Directions
Only the number is wanted: count the lines in the data with "icon" in them.

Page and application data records
--------

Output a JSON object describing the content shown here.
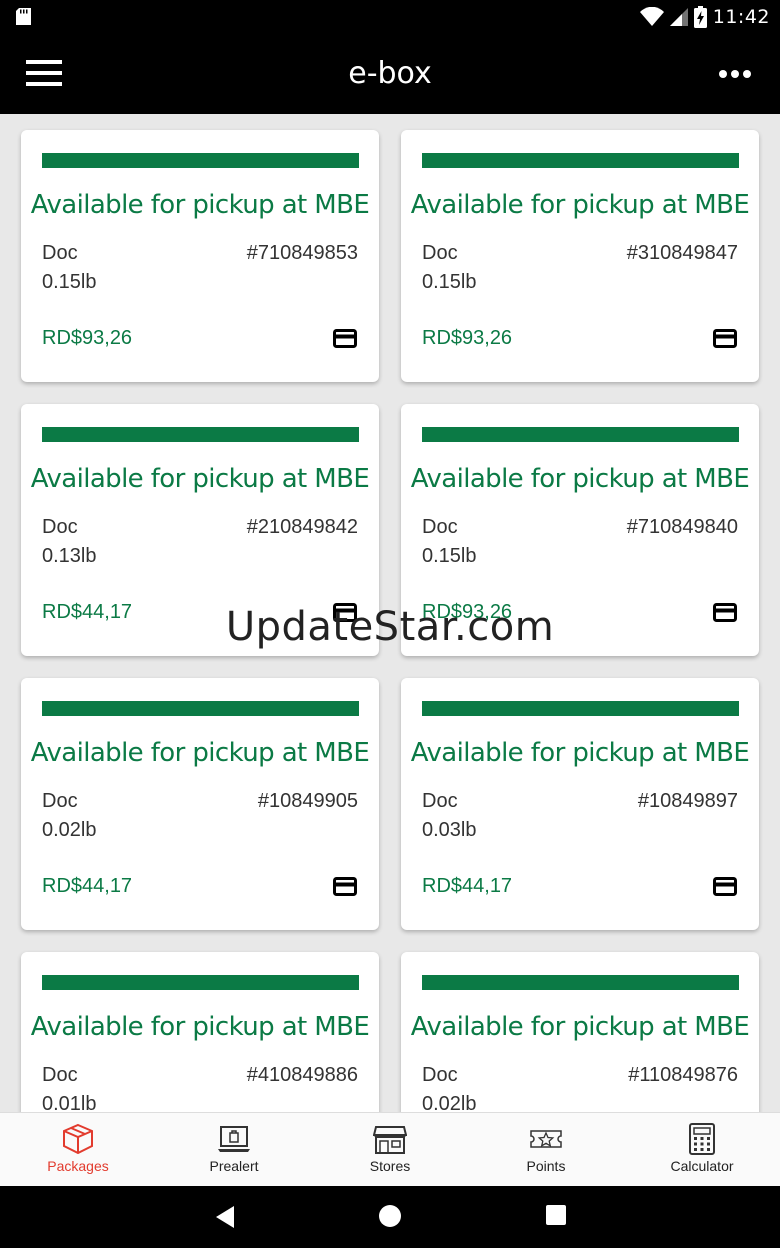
{
  "status_bar": {
    "time": "11:42"
  },
  "app_bar": {
    "title": "e-box"
  },
  "packages": [
    {
      "status": "Available for pickup at MBE",
      "type": "Doc",
      "number": "#710849853",
      "weight": "0.15lb",
      "price": "RD$93,26"
    },
    {
      "status": "Available for pickup at MBE",
      "type": "Doc",
      "number": "#310849847",
      "weight": "0.15lb",
      "price": "RD$93,26"
    },
    {
      "status": "Available for pickup at MBE",
      "type": "Doc",
      "number": "#210849842",
      "weight": "0.13lb",
      "price": "RD$44,17"
    },
    {
      "status": "Available for pickup at MBE",
      "type": "Doc",
      "number": "#710849840",
      "weight": "0.15lb",
      "price": "RD$93,26"
    },
    {
      "status": "Available for pickup at MBE",
      "type": "Doc",
      "number": "#10849905",
      "weight": "0.02lb",
      "price": "RD$44,17"
    },
    {
      "status": "Available for pickup at MBE",
      "type": "Doc",
      "number": "#10849897",
      "weight": "0.03lb",
      "price": "RD$44,17"
    },
    {
      "status": "Available for pickup at MBE",
      "type": "Doc",
      "number": "#410849886",
      "weight": "0.01lb",
      "price": ""
    },
    {
      "status": "Available for pickup at MBE",
      "type": "Doc",
      "number": "#110849876",
      "weight": "0.02lb",
      "price": ""
    }
  ],
  "watermark": "UpdateStar.com",
  "bottom_nav": {
    "items": [
      {
        "label": "Packages",
        "icon": "package-icon",
        "active": true
      },
      {
        "label": "Prealert",
        "icon": "laptop-bag-icon",
        "active": false
      },
      {
        "label": "Stores",
        "icon": "store-icon",
        "active": false
      },
      {
        "label": "Points",
        "icon": "ticket-star-icon",
        "active": false
      },
      {
        "label": "Calculator",
        "icon": "calculator-icon",
        "active": false
      }
    ]
  },
  "colors": {
    "brand_green": "#0b7a45",
    "active_red": "#e23b2e"
  }
}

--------

Solution to the problem
5